§ Component data from apps and pages
*** Begin section ***

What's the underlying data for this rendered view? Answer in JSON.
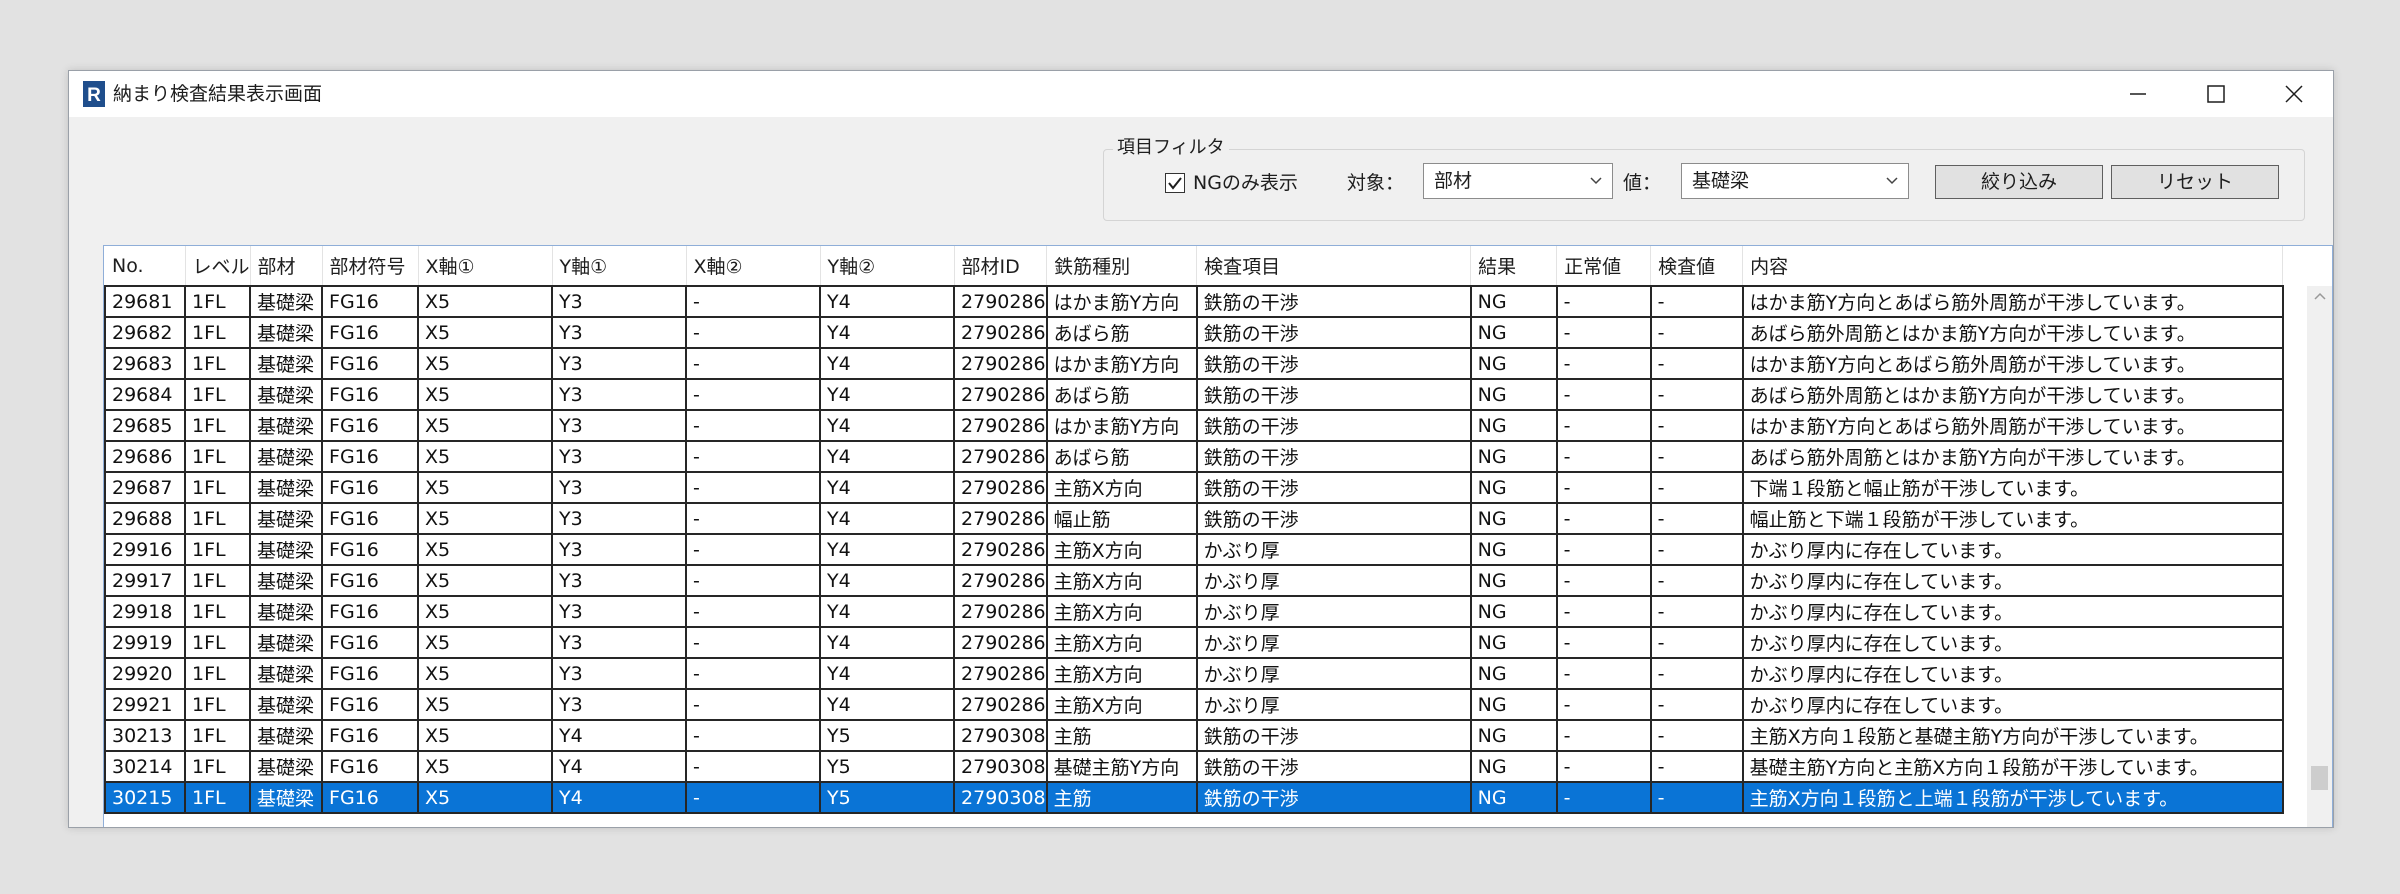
{
  "window": {
    "title": "納まり検査結果表示画面"
  },
  "filter": {
    "legend": "項目フィルタ",
    "ng_only_label": "NGのみ表示",
    "ng_only_checked": true,
    "target_label": "対象：",
    "target_value": "部材",
    "value_label": "値：",
    "value_value": "基礎梁",
    "apply_label": "絞り込み",
    "reset_label": "リセット"
  },
  "table": {
    "columns": [
      "No.",
      "レベル",
      "部材",
      "部材符号",
      "X軸①",
      "Y軸①",
      "X軸②",
      "Y軸②",
      "部材ID",
      "鉄筋種別",
      "検査項目",
      "結果",
      "正常値",
      "検査値",
      "内容"
    ],
    "rows": [
      [
        "29681",
        "1FL",
        "基礎梁",
        "FG16",
        "X5",
        "Y3",
        "-",
        "Y4",
        "2790286",
        "はかま筋Y方向",
        "鉄筋の干渉",
        "NG",
        "-",
        "-",
        "はかま筋Y方向とあばら筋外周筋が干渉しています。"
      ],
      [
        "29682",
        "1FL",
        "基礎梁",
        "FG16",
        "X5",
        "Y3",
        "-",
        "Y4",
        "2790286",
        "あばら筋",
        "鉄筋の干渉",
        "NG",
        "-",
        "-",
        "あばら筋外周筋とはかま筋Y方向が干渉しています。"
      ],
      [
        "29683",
        "1FL",
        "基礎梁",
        "FG16",
        "X5",
        "Y3",
        "-",
        "Y4",
        "2790286",
        "はかま筋Y方向",
        "鉄筋の干渉",
        "NG",
        "-",
        "-",
        "はかま筋Y方向とあばら筋外周筋が干渉しています。"
      ],
      [
        "29684",
        "1FL",
        "基礎梁",
        "FG16",
        "X5",
        "Y3",
        "-",
        "Y4",
        "2790286",
        "あばら筋",
        "鉄筋の干渉",
        "NG",
        "-",
        "-",
        "あばら筋外周筋とはかま筋Y方向が干渉しています。"
      ],
      [
        "29685",
        "1FL",
        "基礎梁",
        "FG16",
        "X5",
        "Y3",
        "-",
        "Y4",
        "2790286",
        "はかま筋Y方向",
        "鉄筋の干渉",
        "NG",
        "-",
        "-",
        "はかま筋Y方向とあばら筋外周筋が干渉しています。"
      ],
      [
        "29686",
        "1FL",
        "基礎梁",
        "FG16",
        "X5",
        "Y3",
        "-",
        "Y4",
        "2790286",
        "あばら筋",
        "鉄筋の干渉",
        "NG",
        "-",
        "-",
        "あばら筋外周筋とはかま筋Y方向が干渉しています。"
      ],
      [
        "29687",
        "1FL",
        "基礎梁",
        "FG16",
        "X5",
        "Y3",
        "-",
        "Y4",
        "2790286",
        "主筋X方向",
        "鉄筋の干渉",
        "NG",
        "-",
        "-",
        "下端１段筋と幅止筋が干渉しています。"
      ],
      [
        "29688",
        "1FL",
        "基礎梁",
        "FG16",
        "X5",
        "Y3",
        "-",
        "Y4",
        "2790286",
        "幅止筋",
        "鉄筋の干渉",
        "NG",
        "-",
        "-",
        "幅止筋と下端１段筋が干渉しています。"
      ],
      [
        "29916",
        "1FL",
        "基礎梁",
        "FG16",
        "X5",
        "Y3",
        "-",
        "Y4",
        "2790286",
        "主筋X方向",
        "かぶり厚",
        "NG",
        "-",
        "-",
        "かぶり厚内に存在しています。"
      ],
      [
        "29917",
        "1FL",
        "基礎梁",
        "FG16",
        "X5",
        "Y3",
        "-",
        "Y4",
        "2790286",
        "主筋X方向",
        "かぶり厚",
        "NG",
        "-",
        "-",
        "かぶり厚内に存在しています。"
      ],
      [
        "29918",
        "1FL",
        "基礎梁",
        "FG16",
        "X5",
        "Y3",
        "-",
        "Y4",
        "2790286",
        "主筋X方向",
        "かぶり厚",
        "NG",
        "-",
        "-",
        "かぶり厚内に存在しています。"
      ],
      [
        "29919",
        "1FL",
        "基礎梁",
        "FG16",
        "X5",
        "Y3",
        "-",
        "Y4",
        "2790286",
        "主筋X方向",
        "かぶり厚",
        "NG",
        "-",
        "-",
        "かぶり厚内に存在しています。"
      ],
      [
        "29920",
        "1FL",
        "基礎梁",
        "FG16",
        "X5",
        "Y3",
        "-",
        "Y4",
        "2790286",
        "主筋X方向",
        "かぶり厚",
        "NG",
        "-",
        "-",
        "かぶり厚内に存在しています。"
      ],
      [
        "29921",
        "1FL",
        "基礎梁",
        "FG16",
        "X5",
        "Y3",
        "-",
        "Y4",
        "2790286",
        "主筋X方向",
        "かぶり厚",
        "NG",
        "-",
        "-",
        "かぶり厚内に存在しています。"
      ],
      [
        "30213",
        "1FL",
        "基礎梁",
        "FG16",
        "X5",
        "Y4",
        "-",
        "Y5",
        "2790308",
        "主筋",
        "鉄筋の干渉",
        "NG",
        "-",
        "-",
        "主筋X方向１段筋と基礎主筋Y方向が干渉しています。"
      ],
      [
        "30214",
        "1FL",
        "基礎梁",
        "FG16",
        "X5",
        "Y4",
        "-",
        "Y5",
        "2790308",
        "基礎主筋Y方向",
        "鉄筋の干渉",
        "NG",
        "-",
        "-",
        "基礎主筋Y方向と主筋X方向１段筋が干渉しています。"
      ],
      [
        "30215",
        "1FL",
        "基礎梁",
        "FG16",
        "X5",
        "Y4",
        "-",
        "Y5",
        "2790308",
        "主筋",
        "鉄筋の干渉",
        "NG",
        "-",
        "-",
        "主筋X方向１段筋と上端１段筋が干渉しています。"
      ]
    ],
    "selected_row_index": 16
  },
  "colors": {
    "selection": "#0a74d6",
    "app_icon": "#1f4e8c"
  }
}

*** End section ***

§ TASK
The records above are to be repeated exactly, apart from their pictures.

§ FINISHED EXERCISE
What's the underlying data for this rendered view? Answer in JSON.
{
  "window": {
    "title": "納まり検査結果表示画面"
  },
  "filter": {
    "legend": "項目フィルタ",
    "ng_only_label": "NGのみ表示",
    "ng_only_checked": true,
    "target_label": "対象：",
    "target_value": "部材",
    "value_label": "値：",
    "value_value": "基礎梁",
    "apply_label": "絞り込み",
    "reset_label": "リセット"
  },
  "table": {
    "columns": [
      "No.",
      "レベル",
      "部材",
      "部材符号",
      "X軸①",
      "Y軸①",
      "X軸②",
      "Y軸②",
      "部材ID",
      "鉄筋種別",
      "検査項目",
      "結果",
      "正常値",
      "検査値",
      "内容"
    ],
    "rows": [
      [
        "29681",
        "1FL",
        "基礎梁",
        "FG16",
        "X5",
        "Y3",
        "-",
        "Y4",
        "2790286",
        "はかま筋Y方向",
        "鉄筋の干渉",
        "NG",
        "-",
        "-",
        "はかま筋Y方向とあばら筋外周筋が干渉しています。"
      ],
      [
        "29682",
        "1FL",
        "基礎梁",
        "FG16",
        "X5",
        "Y3",
        "-",
        "Y4",
        "2790286",
        "あばら筋",
        "鉄筋の干渉",
        "NG",
        "-",
        "-",
        "あばら筋外周筋とはかま筋Y方向が干渉しています。"
      ],
      [
        "29683",
        "1FL",
        "基礎梁",
        "FG16",
        "X5",
        "Y3",
        "-",
        "Y4",
        "2790286",
        "はかま筋Y方向",
        "鉄筋の干渉",
        "NG",
        "-",
        "-",
        "はかま筋Y方向とあばら筋外周筋が干渉しています。"
      ],
      [
        "29684",
        "1FL",
        "基礎梁",
        "FG16",
        "X5",
        "Y3",
        "-",
        "Y4",
        "2790286",
        "あばら筋",
        "鉄筋の干渉",
        "NG",
        "-",
        "-",
        "あばら筋外周筋とはかま筋Y方向が干渉しています。"
      ],
      [
        "29685",
        "1FL",
        "基礎梁",
        "FG16",
        "X5",
        "Y3",
        "-",
        "Y4",
        "2790286",
        "はかま筋Y方向",
        "鉄筋の干渉",
        "NG",
        "-",
        "-",
        "はかま筋Y方向とあばら筋外周筋が干渉しています。"
      ],
      [
        "29686",
        "1FL",
        "基礎梁",
        "FG16",
        "X5",
        "Y3",
        "-",
        "Y4",
        "2790286",
        "あばら筋",
        "鉄筋の干渉",
        "NG",
        "-",
        "-",
        "あばら筋外周筋とはかま筋Y方向が干渉しています。"
      ],
      [
        "29687",
        "1FL",
        "基礎梁",
        "FG16",
        "X5",
        "Y3",
        "-",
        "Y4",
        "2790286",
        "主筋X方向",
        "鉄筋の干渉",
        "NG",
        "-",
        "-",
        "下端１段筋と幅止筋が干渉しています。"
      ],
      [
        "29688",
        "1FL",
        "基礎梁",
        "FG16",
        "X5",
        "Y3",
        "-",
        "Y4",
        "2790286",
        "幅止筋",
        "鉄筋の干渉",
        "NG",
        "-",
        "-",
        "幅止筋と下端１段筋が干渉しています。"
      ],
      [
        "29916",
        "1FL",
        "基礎梁",
        "FG16",
        "X5",
        "Y3",
        "-",
        "Y4",
        "2790286",
        "主筋X方向",
        "かぶり厚",
        "NG",
        "-",
        "-",
        "かぶり厚内に存在しています。"
      ],
      [
        "29917",
        "1FL",
        "基礎梁",
        "FG16",
        "X5",
        "Y3",
        "-",
        "Y4",
        "2790286",
        "主筋X方向",
        "かぶり厚",
        "NG",
        "-",
        "-",
        "かぶり厚内に存在しています。"
      ],
      [
        "29918",
        "1FL",
        "基礎梁",
        "FG16",
        "X5",
        "Y3",
        "-",
        "Y4",
        "2790286",
        "主筋X方向",
        "かぶり厚",
        "NG",
        "-",
        "-",
        "かぶり厚内に存在しています。"
      ],
      [
        "29919",
        "1FL",
        "基礎梁",
        "FG16",
        "X5",
        "Y3",
        "-",
        "Y4",
        "2790286",
        "主筋X方向",
        "かぶり厚",
        "NG",
        "-",
        "-",
        "かぶり厚内に存在しています。"
      ],
      [
        "29920",
        "1FL",
        "基礎梁",
        "FG16",
        "X5",
        "Y3",
        "-",
        "Y4",
        "2790286",
        "主筋X方向",
        "かぶり厚",
        "NG",
        "-",
        "-",
        "かぶり厚内に存在しています。"
      ],
      [
        "29921",
        "1FL",
        "基礎梁",
        "FG16",
        "X5",
        "Y3",
        "-",
        "Y4",
        "2790286",
        "主筋X方向",
        "かぶり厚",
        "NG",
        "-",
        "-",
        "かぶり厚内に存在しています。"
      ],
      [
        "30213",
        "1FL",
        "基礎梁",
        "FG16",
        "X5",
        "Y4",
        "-",
        "Y5",
        "2790308",
        "主筋",
        "鉄筋の干渉",
        "NG",
        "-",
        "-",
        "主筋X方向１段筋と基礎主筋Y方向が干渉しています。"
      ],
      [
        "30214",
        "1FL",
        "基礎梁",
        "FG16",
        "X5",
        "Y4",
        "-",
        "Y5",
        "2790308",
        "基礎主筋Y方向",
        "鉄筋の干渉",
        "NG",
        "-",
        "-",
        "基礎主筋Y方向と主筋X方向１段筋が干渉しています。"
      ],
      [
        "30215",
        "1FL",
        "基礎梁",
        "FG16",
        "X5",
        "Y4",
        "-",
        "Y5",
        "2790308",
        "主筋",
        "鉄筋の干渉",
        "NG",
        "-",
        "-",
        "主筋X方向１段筋と上端１段筋が干渉しています。"
      ]
    ],
    "selected_row_index": 16
  },
  "colors": {
    "selection": "#0a74d6",
    "app_icon": "#1f4e8c"
  }
}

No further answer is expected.